## Problem description
Retype the entries in full, exactly.

## Available data
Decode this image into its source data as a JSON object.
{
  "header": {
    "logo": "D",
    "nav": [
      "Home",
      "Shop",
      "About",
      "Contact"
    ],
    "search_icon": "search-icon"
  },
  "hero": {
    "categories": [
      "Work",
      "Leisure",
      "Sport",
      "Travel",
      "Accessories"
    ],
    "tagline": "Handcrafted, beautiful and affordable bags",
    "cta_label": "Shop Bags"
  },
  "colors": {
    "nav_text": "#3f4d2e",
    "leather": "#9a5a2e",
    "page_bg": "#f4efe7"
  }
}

## Answer space
Decode this image into its source data as a JSON object.
{
  "header": {
    "logo": "D",
    "nav": [
      "Home",
      "Shop",
      "About",
      "Contact"
    ],
    "search_icon": "search-icon"
  },
  "hero": {
    "categories": [
      "Work",
      "Leisure",
      "Sport",
      "Travel",
      "Accessories"
    ],
    "tagline": "Handcrafted, beautiful and affordable bags",
    "cta_label": "Shop Bags"
  },
  "colors": {
    "nav_text": "#3f4d2e",
    "leather": "#9a5a2e",
    "page_bg": "#f4efe7"
  }
}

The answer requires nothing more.